- TASK TO CARRY OUT:
A faithful copy is required. Print each line of the data exactly and omit the pictures.
┌─ EXTRACTED ENTRIES
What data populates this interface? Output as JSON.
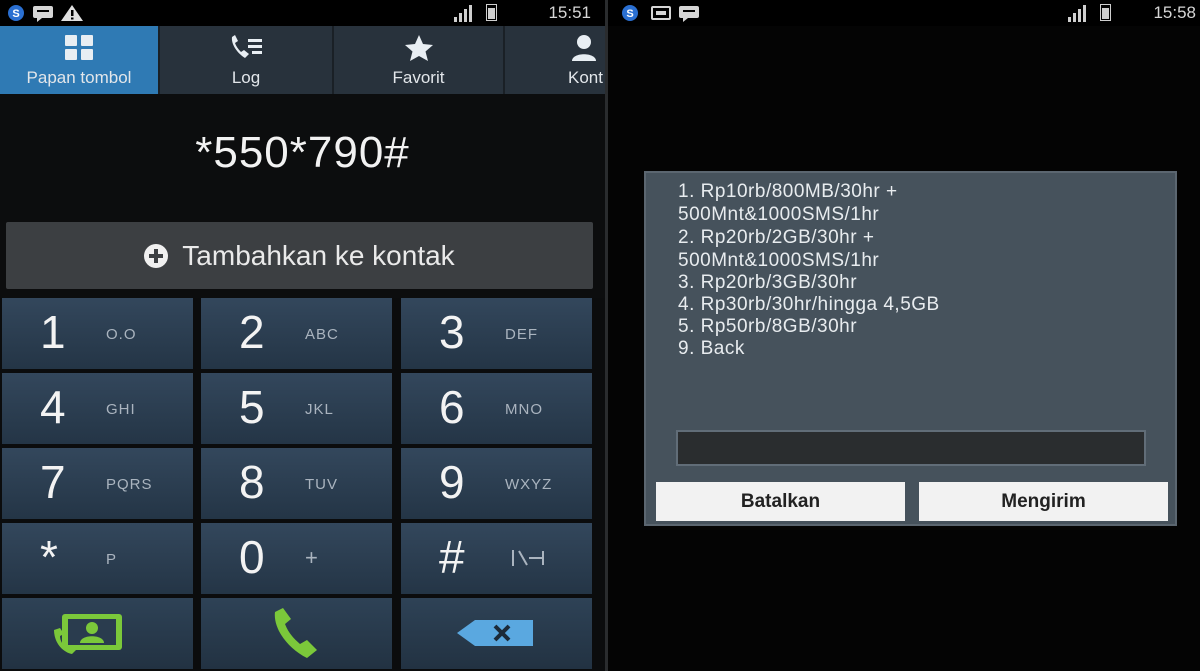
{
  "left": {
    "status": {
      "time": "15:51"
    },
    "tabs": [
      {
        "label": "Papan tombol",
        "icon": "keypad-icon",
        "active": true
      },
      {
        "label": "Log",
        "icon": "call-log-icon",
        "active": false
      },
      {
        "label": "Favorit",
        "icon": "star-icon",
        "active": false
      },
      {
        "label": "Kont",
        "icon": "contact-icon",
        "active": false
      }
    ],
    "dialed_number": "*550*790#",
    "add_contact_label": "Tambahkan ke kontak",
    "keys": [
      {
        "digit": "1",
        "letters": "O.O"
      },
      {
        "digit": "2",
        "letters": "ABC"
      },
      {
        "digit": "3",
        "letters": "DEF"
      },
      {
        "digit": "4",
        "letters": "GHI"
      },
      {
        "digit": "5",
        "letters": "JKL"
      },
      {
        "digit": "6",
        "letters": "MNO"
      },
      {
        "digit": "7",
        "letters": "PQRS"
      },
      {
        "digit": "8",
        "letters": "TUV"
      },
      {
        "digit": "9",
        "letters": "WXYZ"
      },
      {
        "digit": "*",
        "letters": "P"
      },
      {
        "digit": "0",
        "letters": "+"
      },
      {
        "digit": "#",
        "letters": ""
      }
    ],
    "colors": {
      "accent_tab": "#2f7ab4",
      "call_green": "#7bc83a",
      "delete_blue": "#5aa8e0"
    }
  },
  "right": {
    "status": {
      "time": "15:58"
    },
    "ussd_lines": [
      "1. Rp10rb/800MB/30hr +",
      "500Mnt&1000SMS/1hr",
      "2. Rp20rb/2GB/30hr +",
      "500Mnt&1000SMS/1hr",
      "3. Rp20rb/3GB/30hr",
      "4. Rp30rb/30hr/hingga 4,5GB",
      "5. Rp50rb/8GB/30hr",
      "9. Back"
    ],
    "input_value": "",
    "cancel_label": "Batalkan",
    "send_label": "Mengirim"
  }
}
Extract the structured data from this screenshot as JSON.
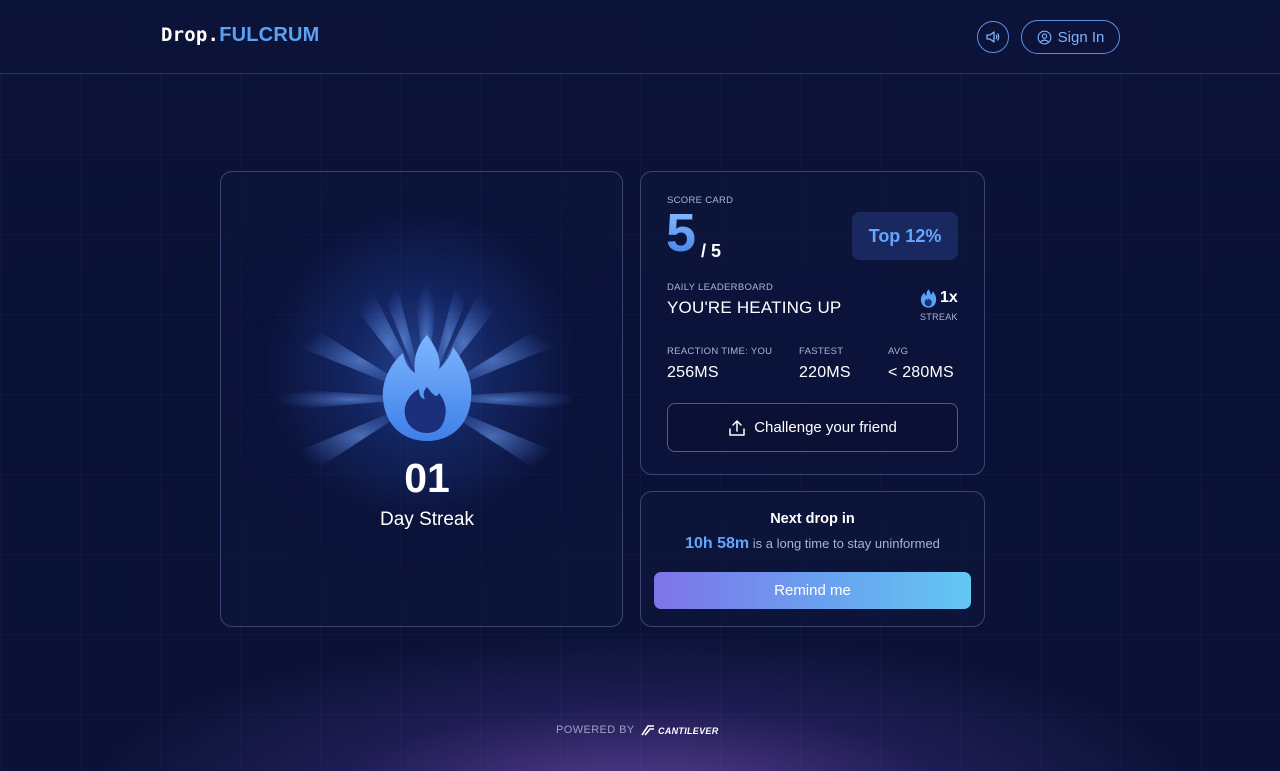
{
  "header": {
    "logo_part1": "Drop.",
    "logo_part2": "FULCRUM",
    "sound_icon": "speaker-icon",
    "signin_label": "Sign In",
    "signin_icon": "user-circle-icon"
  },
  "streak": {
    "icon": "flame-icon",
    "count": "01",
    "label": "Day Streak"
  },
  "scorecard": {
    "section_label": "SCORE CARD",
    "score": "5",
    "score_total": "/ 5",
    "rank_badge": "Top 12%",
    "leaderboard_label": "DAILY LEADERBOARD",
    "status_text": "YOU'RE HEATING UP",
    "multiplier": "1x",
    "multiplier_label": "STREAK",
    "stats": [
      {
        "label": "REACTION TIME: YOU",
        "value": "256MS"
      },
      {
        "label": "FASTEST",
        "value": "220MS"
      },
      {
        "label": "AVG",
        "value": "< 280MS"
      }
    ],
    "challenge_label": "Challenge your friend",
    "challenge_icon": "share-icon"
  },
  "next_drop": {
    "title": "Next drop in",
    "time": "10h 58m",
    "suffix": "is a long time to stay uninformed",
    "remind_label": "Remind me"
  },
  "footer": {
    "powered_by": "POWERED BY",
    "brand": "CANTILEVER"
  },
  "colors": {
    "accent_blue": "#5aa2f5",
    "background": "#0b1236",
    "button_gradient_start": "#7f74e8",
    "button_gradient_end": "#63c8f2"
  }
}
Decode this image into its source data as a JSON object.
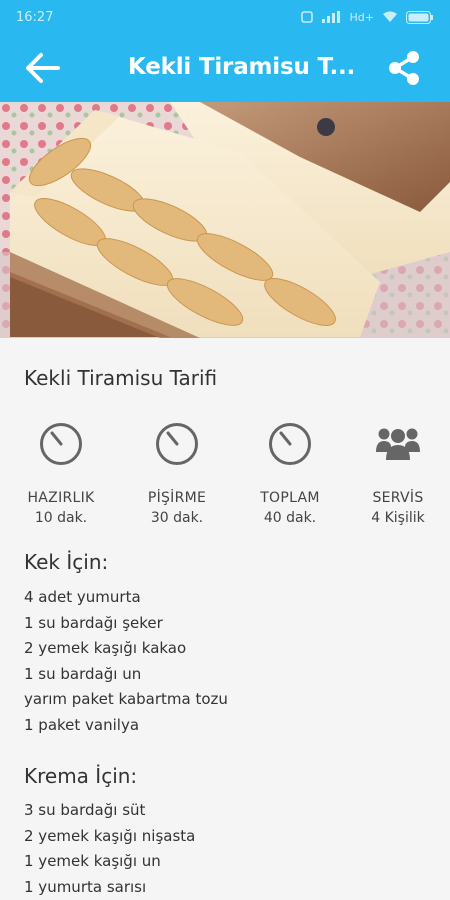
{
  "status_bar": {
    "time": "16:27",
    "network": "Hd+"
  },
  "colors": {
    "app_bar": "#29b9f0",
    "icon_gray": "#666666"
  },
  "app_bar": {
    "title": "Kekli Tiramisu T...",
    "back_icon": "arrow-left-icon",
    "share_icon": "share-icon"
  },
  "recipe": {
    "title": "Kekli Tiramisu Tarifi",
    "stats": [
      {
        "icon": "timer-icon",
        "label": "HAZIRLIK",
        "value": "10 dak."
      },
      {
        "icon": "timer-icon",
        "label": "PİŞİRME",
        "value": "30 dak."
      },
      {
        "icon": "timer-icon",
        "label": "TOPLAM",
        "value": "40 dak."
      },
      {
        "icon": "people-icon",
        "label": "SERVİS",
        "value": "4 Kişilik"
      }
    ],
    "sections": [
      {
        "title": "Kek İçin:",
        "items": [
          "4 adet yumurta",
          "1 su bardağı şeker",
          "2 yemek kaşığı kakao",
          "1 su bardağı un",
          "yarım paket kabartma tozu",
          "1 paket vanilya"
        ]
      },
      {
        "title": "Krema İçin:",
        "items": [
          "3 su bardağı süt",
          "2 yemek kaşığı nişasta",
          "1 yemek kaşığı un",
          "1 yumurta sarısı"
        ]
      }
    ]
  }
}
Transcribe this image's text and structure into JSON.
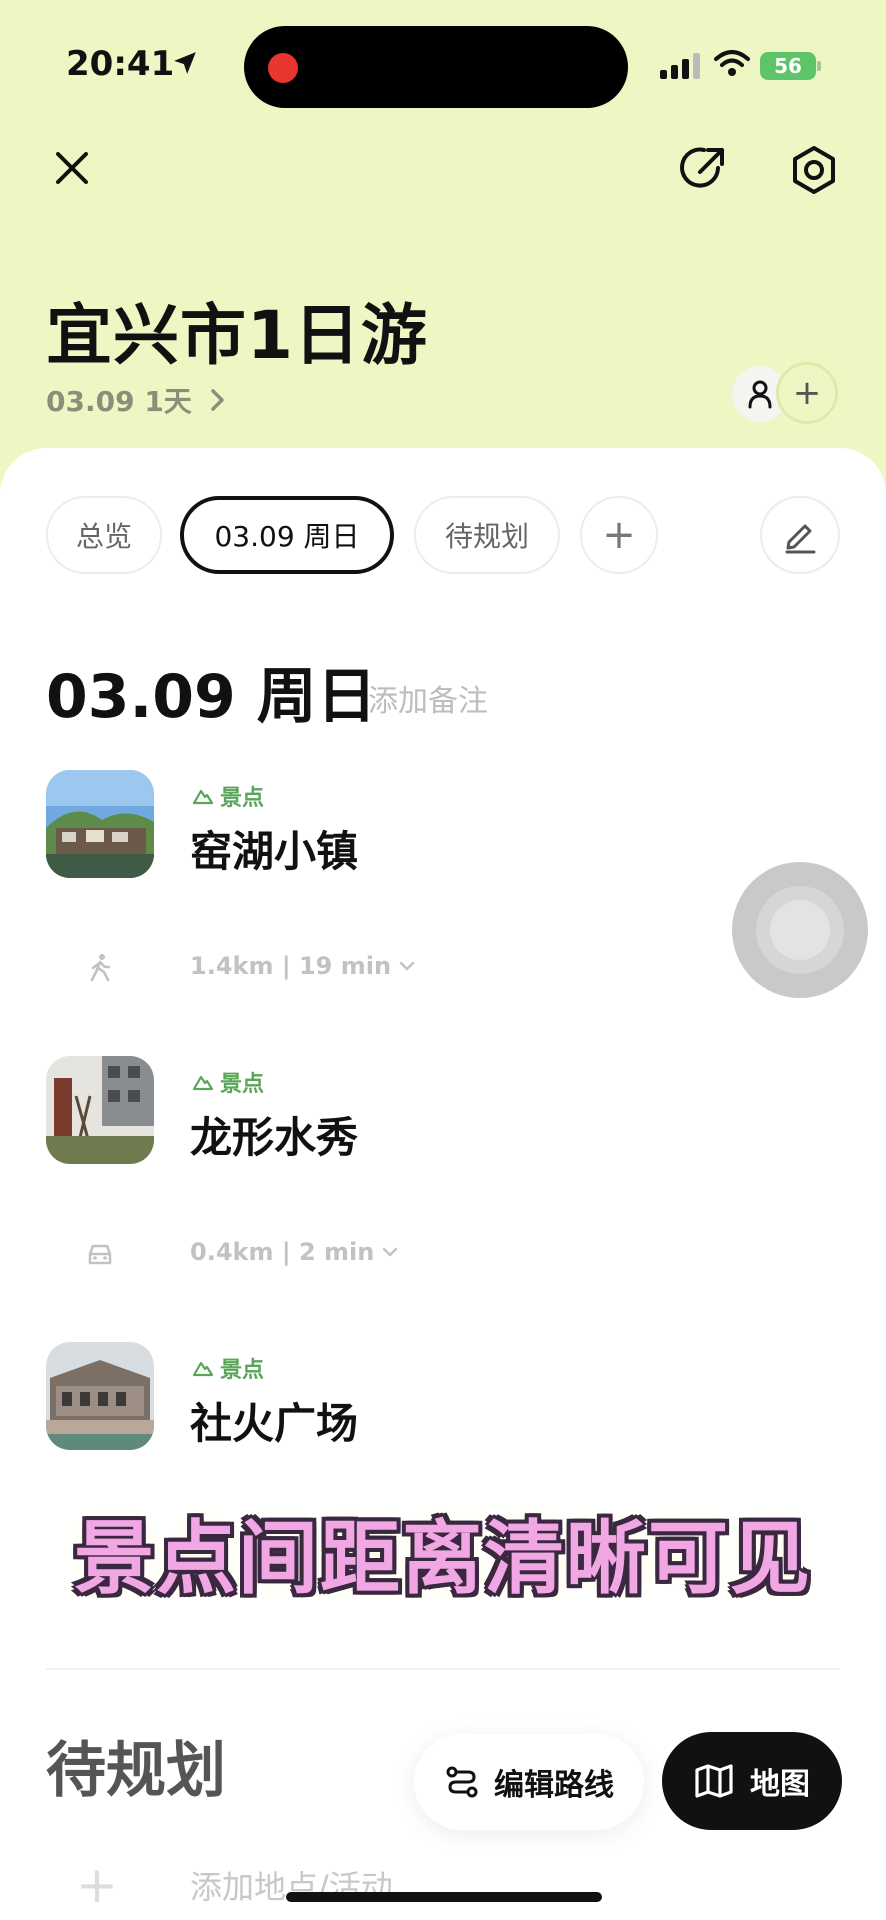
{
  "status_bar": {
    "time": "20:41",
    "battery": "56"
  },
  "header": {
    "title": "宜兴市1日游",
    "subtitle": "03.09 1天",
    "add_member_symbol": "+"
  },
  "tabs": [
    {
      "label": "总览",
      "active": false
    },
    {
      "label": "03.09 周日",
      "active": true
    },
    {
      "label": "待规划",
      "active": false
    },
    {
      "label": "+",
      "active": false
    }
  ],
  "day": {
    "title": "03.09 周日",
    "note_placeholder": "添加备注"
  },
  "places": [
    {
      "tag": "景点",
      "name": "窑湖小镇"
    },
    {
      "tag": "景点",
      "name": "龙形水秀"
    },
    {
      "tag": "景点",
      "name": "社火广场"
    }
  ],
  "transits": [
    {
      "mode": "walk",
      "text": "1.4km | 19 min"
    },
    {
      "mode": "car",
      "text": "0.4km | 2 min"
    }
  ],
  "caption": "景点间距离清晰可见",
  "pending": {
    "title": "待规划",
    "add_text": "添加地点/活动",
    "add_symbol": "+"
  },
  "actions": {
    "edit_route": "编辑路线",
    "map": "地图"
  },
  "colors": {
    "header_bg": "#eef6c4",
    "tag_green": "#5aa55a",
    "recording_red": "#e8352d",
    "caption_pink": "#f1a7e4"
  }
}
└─
- ANSWER TO THIS EXERCISE:
What data populates this interface? Output as JSON.
{
  "left": {
    "status": {
      "time": "15:51"
    },
    "tabs": [
      {
        "label": "Papan tombol",
        "icon": "keypad-icon",
        "active": true
      },
      {
        "label": "Log",
        "icon": "call-log-icon",
        "active": false
      },
      {
        "label": "Favorit",
        "icon": "star-icon",
        "active": false
      },
      {
        "label": "Kont",
        "icon": "contact-icon",
        "active": false
      }
    ],
    "dialed_number": "*550*790#",
    "add_contact_label": "Tambahkan ke kontak",
    "keys": [
      {
        "digit": "1",
        "letters": "O.O"
      },
      {
        "digit": "2",
        "letters": "ABC"
      },
      {
        "digit": "3",
        "letters": "DEF"
      },
      {
        "digit": "4",
        "letters": "GHI"
      },
      {
        "digit": "5",
        "letters": "JKL"
      },
      {
        "digit": "6",
        "letters": "MNO"
      },
      {
        "digit": "7",
        "letters": "PQRS"
      },
      {
        "digit": "8",
        "letters": "TUV"
      },
      {
        "digit": "9",
        "letters": "WXYZ"
      },
      {
        "digit": "*",
        "letters": "P"
      },
      {
        "digit": "0",
        "letters": "+"
      },
      {
        "digit": "#",
        "letters": ""
      }
    ],
    "colors": {
      "accent_tab": "#2f7ab4",
      "call_green": "#7bc83a",
      "delete_blue": "#5aa8e0"
    }
  },
  "right": {
    "status": {
      "time": "15:58"
    },
    "ussd_lines": [
      "1. Rp10rb/800MB/30hr +",
      "500Mnt&1000SMS/1hr",
      "2. Rp20rb/2GB/30hr +",
      "500Mnt&1000SMS/1hr",
      "3. Rp20rb/3GB/30hr",
      "4. Rp30rb/30hr/hingga 4,5GB",
      "5. Rp50rb/8GB/30hr",
      "9. Back"
    ],
    "input_value": "",
    "cancel_label": "Batalkan",
    "send_label": "Mengirim"
  }
}
Extract the structured data from this screenshot as JSON.
{
  "header": {
    "logo_part1": "Drop.",
    "logo_part2": "FULCRUM",
    "sound_icon": "speaker-icon",
    "signin_label": "Sign In",
    "signin_icon": "user-circle-icon"
  },
  "streak": {
    "icon": "flame-icon",
    "count": "01",
    "label": "Day Streak"
  },
  "scorecard": {
    "section_label": "SCORE CARD",
    "score": "5",
    "score_total": "/ 5",
    "rank_badge": "Top 12%",
    "leaderboard_label": "DAILY LEADERBOARD",
    "status_text": "YOU'RE HEATING UP",
    "multiplier": "1x",
    "multiplier_label": "STREAK",
    "stats": [
      {
        "label": "REACTION TIME: YOU",
        "value": "256MS"
      },
      {
        "label": "FASTEST",
        "value": "220MS"
      },
      {
        "label": "AVG",
        "value": "< 280MS"
      }
    ],
    "challenge_label": "Challenge your friend",
    "challenge_icon": "share-icon"
  },
  "next_drop": {
    "title": "Next drop in",
    "time": "10h 58m",
    "suffix": "is a long time to stay uninformed",
    "remind_label": "Remind me"
  },
  "footer": {
    "powered_by": "POWERED BY",
    "brand": "CANTILEVER"
  },
  "colors": {
    "accent_blue": "#5aa2f5",
    "background": "#0b1236",
    "button_gradient_start": "#7f74e8",
    "button_gradient_end": "#63c8f2"
  }
}
Decode this image into its source data as a JSON object.
{
  "status_bar": {
    "time": "16:27",
    "network": "Hd+"
  },
  "colors": {
    "app_bar": "#29b9f0",
    "icon_gray": "#666666"
  },
  "app_bar": {
    "title": "Kekli Tiramisu T...",
    "back_icon": "arrow-left-icon",
    "share_icon": "share-icon"
  },
  "recipe": {
    "title": "Kekli Tiramisu Tarifi",
    "stats": [
      {
        "icon": "timer-icon",
        "label": "HAZIRLIK",
        "value": "10 dak."
      },
      {
        "icon": "timer-icon",
        "label": "PİŞİRME",
        "value": "30 dak."
      },
      {
        "icon": "timer-icon",
        "label": "TOPLAM",
        "value": "40 dak."
      },
      {
        "icon": "people-icon",
        "label": "SERVİS",
        "value": "4 Kişilik"
      }
    ],
    "sections": [
      {
        "title": "Kek İçin:",
        "items": [
          "4 adet yumurta",
          "1 su bardağı şeker",
          "2 yemek kaşığı kakao",
          "1 su bardağı un",
          "yarım paket kabartma tozu",
          "1 paket vanilya"
        ]
      },
      {
        "title": "Krema İçin:",
        "items": [
          "3 su bardağı süt",
          "2 yemek kaşığı nişasta",
          "1 yemek kaşığı un",
          "1 yumurta sarısı"
        ]
      }
    ]
  }
}
Transcribe this image's text and structure into JSON.
{
  "status_bar": {
    "time": "20:41",
    "battery": "56"
  },
  "header": {
    "title": "宜兴市1日游",
    "subtitle": "03.09 1天",
    "add_member_symbol": "+"
  },
  "tabs": [
    {
      "label": "总览",
      "active": false
    },
    {
      "label": "03.09 周日",
      "active": true
    },
    {
      "label": "待规划",
      "active": false
    },
    {
      "label": "+",
      "active": false
    }
  ],
  "day": {
    "title": "03.09 周日",
    "note_placeholder": "添加备注"
  },
  "places": [
    {
      "tag": "景点",
      "name": "窑湖小镇"
    },
    {
      "tag": "景点",
      "name": "龙形水秀"
    },
    {
      "tag": "景点",
      "name": "社火广场"
    }
  ],
  "transits": [
    {
      "mode": "walk",
      "text": "1.4km | 19 min"
    },
    {
      "mode": "car",
      "text": "0.4km | 2 min"
    }
  ],
  "caption": "景点间距离清晰可见",
  "pending": {
    "title": "待规划",
    "add_text": "添加地点/活动",
    "add_symbol": "+"
  },
  "actions": {
    "edit_route": "编辑路线",
    "map": "地图"
  },
  "colors": {
    "header_bg": "#eef6c4",
    "tag_green": "#5aa55a",
    "recording_red": "#e8352d",
    "caption_pink": "#f1a7e4"
  }
}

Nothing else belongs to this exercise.